Posted tagged ‘firefly poem’

The Burden of Childhood Specialness – Firefly

September 20, 2009

I really am almost done with writing about The New York Times September 14, 2009 article by Alfie Kohn, “Mind:…” about the hazards of parental praise and punishment.   (You may be sick of it too.)

However, one fellow mother and blogger recently commented on the issue of praise as discussed in the article and my posts.  She found it hard to think of praise for children as problematic.  (Sorry, I’m oversimplifying her comment.)   She worried that not praising children might cause them to feel bad, particularly in the context of praise given to others.

I didn’t mean to condemn all praise for children!  But I do think parental praise can become problematic when it conditions a child into a reliance upon a sense of specialness.

Yes, of course, every child is special.  (Unique, God’s creation, like a snowflake, etc.)

The specialness I am talking about is not a child’s uniqueness so much as his or her “bestness,” “gold-star-ness,” “very very good-girlness or boyness.”

A security blanket of parental praise, especially combined with precocity, can be a potent combination for a child.  While the parent, in praising, may mean simply to acknowledge the child, and perhaps, excite and exhort him or her into making continued efforts (and, unwittingly to continue being a great reflection of the parent), the child may confuse this specialness as a condition for parental affection, and even for his or her own validity.

As the precocious child grows up, the child’s sense of specialness can shift from glow to burden.  The world has many many many special people.   (Thankfully!)    Someone who is used to the repeated confirmation of their sense of specialness by well-meaning, compliant, eager parents may have a hard time achieving plain old contentment (i.e. sufficiency) as they move into a heap whose top can hardly be seen.  The failure to feel special may feel like failure itself.    (My fellow blogger, kindly commenting, suggested self-awareness could help with this;  but feelings are feelings; they are not always mitigated by rational thinking.)

Anyway!  I realized today that I had a poem about this very issue:


As a child, I was told that I was a star,
whose brilliance would light up the world like a jar
filled with fireflies.  In the place I grew up,
we’d crouch in dark grass, catching them in the cup
of a hand that they quickly transformed into heart,
a roseate, luminescent, star part.
From palm, we would pour them into our glass,
so we could catch more, faster than fast.

Then, everything changed.

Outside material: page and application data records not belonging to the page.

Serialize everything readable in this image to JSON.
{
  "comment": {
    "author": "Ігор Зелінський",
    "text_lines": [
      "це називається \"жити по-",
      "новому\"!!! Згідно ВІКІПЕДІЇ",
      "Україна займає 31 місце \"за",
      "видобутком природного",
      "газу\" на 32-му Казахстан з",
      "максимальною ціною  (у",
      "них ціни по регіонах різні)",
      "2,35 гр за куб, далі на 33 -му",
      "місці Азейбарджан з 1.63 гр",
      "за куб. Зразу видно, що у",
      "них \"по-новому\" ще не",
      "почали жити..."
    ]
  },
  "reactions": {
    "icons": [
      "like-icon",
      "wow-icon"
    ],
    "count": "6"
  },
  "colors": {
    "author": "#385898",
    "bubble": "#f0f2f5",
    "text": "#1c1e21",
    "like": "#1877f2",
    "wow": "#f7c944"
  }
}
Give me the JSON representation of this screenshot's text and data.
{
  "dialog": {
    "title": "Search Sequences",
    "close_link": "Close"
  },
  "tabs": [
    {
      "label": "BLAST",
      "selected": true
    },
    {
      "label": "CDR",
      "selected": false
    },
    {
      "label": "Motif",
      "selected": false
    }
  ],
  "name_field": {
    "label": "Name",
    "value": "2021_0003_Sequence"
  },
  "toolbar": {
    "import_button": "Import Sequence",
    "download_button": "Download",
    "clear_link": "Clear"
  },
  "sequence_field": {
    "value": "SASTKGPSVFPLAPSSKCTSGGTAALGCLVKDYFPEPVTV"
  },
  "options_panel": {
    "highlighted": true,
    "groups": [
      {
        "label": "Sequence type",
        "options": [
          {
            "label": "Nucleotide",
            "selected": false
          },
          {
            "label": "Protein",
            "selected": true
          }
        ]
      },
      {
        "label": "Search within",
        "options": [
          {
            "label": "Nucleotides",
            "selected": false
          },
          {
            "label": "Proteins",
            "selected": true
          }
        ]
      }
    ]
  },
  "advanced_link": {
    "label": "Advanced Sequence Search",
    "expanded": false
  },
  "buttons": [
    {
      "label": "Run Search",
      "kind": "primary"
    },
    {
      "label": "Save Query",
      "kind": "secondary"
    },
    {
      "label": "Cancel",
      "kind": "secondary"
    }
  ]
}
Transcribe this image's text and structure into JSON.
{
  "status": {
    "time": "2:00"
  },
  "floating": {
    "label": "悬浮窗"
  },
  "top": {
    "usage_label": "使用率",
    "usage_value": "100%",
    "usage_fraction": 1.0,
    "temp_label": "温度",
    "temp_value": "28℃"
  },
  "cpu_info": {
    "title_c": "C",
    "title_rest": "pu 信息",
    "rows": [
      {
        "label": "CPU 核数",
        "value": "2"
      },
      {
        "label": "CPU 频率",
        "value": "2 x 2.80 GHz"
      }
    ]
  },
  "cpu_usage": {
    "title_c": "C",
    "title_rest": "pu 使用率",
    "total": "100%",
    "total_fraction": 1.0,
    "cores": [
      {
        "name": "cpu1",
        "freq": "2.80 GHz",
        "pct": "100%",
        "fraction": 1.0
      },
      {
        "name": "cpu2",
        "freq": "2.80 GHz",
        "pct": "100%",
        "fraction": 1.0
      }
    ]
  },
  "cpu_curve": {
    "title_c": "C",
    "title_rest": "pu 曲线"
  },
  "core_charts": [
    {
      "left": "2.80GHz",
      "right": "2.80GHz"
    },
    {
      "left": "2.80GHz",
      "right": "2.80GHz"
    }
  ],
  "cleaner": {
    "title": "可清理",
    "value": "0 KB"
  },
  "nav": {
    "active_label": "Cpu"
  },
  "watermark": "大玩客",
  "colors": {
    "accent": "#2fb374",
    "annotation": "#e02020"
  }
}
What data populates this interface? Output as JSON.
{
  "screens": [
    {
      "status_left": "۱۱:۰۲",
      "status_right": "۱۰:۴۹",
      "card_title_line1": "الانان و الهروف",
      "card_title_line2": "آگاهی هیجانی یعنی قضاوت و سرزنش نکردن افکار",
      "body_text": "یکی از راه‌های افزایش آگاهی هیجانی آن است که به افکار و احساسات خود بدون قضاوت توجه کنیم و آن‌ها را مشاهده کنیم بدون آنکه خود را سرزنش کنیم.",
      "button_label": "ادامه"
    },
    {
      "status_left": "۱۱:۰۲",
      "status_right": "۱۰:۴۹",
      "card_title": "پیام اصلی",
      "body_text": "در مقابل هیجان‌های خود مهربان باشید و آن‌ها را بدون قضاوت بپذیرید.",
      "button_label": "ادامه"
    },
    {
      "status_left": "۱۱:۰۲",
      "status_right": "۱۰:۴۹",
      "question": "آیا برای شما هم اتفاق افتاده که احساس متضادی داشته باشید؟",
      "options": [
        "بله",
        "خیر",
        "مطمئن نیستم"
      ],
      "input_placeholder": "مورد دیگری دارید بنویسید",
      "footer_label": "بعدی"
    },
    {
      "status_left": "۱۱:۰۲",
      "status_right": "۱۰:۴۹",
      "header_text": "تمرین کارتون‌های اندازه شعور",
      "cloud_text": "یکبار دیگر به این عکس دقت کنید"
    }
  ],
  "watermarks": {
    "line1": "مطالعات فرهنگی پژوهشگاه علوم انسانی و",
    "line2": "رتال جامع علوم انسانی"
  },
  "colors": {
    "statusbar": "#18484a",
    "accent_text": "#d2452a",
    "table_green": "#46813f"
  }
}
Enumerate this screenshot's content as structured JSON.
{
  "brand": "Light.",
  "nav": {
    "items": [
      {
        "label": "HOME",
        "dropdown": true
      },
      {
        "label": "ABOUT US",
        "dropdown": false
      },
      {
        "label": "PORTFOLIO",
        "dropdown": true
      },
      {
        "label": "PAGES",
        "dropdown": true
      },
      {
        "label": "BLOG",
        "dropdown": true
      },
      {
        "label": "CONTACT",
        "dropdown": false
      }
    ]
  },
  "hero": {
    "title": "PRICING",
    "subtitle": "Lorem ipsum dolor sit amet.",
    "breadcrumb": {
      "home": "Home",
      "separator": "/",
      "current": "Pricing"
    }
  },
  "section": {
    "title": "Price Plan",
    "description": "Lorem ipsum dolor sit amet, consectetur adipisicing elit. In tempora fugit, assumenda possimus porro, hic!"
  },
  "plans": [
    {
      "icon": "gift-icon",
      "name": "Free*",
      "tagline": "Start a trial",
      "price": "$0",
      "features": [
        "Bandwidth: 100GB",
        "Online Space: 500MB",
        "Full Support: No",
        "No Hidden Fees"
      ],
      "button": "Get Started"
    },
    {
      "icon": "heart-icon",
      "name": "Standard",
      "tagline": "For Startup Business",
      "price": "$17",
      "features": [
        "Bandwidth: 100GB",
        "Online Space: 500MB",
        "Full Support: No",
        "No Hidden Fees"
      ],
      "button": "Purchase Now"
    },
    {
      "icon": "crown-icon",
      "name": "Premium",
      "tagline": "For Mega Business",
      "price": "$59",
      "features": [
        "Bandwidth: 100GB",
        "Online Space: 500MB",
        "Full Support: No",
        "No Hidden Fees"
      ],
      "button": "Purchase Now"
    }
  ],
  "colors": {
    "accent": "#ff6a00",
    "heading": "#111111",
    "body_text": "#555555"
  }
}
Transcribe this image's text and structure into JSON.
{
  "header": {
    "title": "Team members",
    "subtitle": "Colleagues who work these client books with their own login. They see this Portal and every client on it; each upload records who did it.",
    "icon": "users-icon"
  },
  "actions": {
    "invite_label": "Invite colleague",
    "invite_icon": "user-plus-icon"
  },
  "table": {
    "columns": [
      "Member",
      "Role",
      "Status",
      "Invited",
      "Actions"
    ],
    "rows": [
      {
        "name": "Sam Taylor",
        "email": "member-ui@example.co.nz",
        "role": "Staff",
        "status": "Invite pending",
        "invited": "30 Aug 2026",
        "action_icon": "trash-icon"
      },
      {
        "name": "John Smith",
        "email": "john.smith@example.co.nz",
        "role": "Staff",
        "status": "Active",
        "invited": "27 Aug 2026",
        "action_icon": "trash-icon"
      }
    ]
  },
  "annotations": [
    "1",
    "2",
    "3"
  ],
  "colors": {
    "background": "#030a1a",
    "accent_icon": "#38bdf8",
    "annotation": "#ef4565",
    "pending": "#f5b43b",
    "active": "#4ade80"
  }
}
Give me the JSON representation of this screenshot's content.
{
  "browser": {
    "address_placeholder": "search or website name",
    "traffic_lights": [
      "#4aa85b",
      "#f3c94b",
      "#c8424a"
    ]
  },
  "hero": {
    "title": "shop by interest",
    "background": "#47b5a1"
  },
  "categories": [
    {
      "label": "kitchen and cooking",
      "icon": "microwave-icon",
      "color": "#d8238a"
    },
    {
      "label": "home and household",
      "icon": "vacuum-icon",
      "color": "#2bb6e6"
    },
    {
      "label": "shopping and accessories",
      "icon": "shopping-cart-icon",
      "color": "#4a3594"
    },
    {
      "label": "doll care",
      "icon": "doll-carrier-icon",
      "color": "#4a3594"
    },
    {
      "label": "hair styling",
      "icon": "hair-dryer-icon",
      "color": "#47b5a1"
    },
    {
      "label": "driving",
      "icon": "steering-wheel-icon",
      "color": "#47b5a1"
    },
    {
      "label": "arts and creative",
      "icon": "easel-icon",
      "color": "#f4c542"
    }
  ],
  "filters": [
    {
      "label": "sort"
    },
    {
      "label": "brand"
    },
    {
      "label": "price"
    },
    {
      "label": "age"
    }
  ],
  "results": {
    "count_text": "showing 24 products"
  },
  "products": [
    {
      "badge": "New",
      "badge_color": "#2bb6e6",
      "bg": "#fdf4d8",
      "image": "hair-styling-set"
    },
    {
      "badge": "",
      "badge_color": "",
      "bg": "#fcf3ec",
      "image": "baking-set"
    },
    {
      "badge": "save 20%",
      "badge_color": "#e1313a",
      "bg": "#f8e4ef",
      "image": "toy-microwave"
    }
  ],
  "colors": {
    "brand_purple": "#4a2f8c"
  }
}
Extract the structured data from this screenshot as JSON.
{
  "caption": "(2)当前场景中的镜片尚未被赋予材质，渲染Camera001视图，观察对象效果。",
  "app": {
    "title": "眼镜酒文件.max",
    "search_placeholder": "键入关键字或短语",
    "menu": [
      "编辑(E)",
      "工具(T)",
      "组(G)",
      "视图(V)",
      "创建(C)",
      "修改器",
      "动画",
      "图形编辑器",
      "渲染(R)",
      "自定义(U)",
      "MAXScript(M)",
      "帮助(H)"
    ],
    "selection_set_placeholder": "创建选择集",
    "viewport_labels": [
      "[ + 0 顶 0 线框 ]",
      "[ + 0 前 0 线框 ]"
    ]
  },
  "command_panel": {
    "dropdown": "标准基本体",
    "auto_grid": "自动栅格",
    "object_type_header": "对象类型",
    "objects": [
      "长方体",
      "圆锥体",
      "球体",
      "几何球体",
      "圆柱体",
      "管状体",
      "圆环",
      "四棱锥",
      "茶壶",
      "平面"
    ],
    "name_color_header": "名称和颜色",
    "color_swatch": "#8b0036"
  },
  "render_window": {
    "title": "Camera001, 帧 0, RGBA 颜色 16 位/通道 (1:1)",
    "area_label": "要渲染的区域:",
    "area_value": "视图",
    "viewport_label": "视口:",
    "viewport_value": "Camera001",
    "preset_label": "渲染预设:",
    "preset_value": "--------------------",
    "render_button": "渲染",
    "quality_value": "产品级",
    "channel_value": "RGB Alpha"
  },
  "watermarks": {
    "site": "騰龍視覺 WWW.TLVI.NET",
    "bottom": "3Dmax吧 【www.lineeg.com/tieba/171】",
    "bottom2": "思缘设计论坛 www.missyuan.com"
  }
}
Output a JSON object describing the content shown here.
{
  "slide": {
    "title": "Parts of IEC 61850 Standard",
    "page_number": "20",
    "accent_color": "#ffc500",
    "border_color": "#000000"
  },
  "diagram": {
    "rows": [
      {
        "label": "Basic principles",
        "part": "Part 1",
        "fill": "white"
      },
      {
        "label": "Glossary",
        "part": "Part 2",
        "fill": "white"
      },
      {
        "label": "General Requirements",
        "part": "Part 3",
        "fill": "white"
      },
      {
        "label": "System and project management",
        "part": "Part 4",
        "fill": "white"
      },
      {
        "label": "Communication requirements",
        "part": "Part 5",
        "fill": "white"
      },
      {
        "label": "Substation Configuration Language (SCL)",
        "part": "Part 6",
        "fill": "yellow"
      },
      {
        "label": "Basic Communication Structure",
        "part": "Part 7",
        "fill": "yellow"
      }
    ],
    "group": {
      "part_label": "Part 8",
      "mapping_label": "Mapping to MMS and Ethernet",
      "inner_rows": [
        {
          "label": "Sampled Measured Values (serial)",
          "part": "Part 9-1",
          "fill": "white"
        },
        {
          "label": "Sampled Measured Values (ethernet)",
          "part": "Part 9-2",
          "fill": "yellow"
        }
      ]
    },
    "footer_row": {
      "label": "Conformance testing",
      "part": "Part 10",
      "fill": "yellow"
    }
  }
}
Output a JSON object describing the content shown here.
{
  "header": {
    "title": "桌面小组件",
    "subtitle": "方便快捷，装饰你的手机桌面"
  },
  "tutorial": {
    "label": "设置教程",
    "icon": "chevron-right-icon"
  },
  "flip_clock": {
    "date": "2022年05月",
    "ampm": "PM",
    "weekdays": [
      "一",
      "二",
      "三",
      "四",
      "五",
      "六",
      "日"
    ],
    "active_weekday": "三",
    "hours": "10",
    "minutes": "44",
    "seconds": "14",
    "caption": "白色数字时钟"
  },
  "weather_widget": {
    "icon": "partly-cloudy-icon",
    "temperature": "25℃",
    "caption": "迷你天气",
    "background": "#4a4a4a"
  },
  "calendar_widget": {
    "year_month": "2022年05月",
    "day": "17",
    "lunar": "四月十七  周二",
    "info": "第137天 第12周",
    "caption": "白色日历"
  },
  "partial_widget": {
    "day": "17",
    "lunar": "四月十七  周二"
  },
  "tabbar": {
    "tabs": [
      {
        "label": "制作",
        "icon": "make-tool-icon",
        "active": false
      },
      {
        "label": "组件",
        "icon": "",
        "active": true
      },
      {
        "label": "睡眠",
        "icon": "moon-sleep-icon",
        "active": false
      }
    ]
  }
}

Maybe it was the time
when the man I had loved would no longer be mine,
or when all the freedom I’d anticipated
could no longer be fully emancipated.
Jobs couldn’t be quit, hours must be put in,
the soiled re-washed, the fanciful shut in.
My erstwhile fresh talent now seemed like old rot,
I had to be happy with what I had got.

Now, when I think back to that life as a star,
I see less of the firefly, more of the jar,
the air holes on top we made with a pick
used to pry nuts from shells, a sharp metal stick.
It tore holes that were cutting, jagged beneath,
and could easily pierce an insect’s bright sheath.
I think of those holes, the sharp underside
that ceilinged that glow, that unreasoning pride.

(All rights reserved.  From Going on Somewhere, by Karin Gustafson – available on Amazon.)

PS – I am relinking this post to Victoria C. Slotto’s blog liv2write2day, to answer her prompt about singing one’s self.

PPS – for a much more lighthearted view of young adulthood check out my comic teen novel, NOSE DIVE.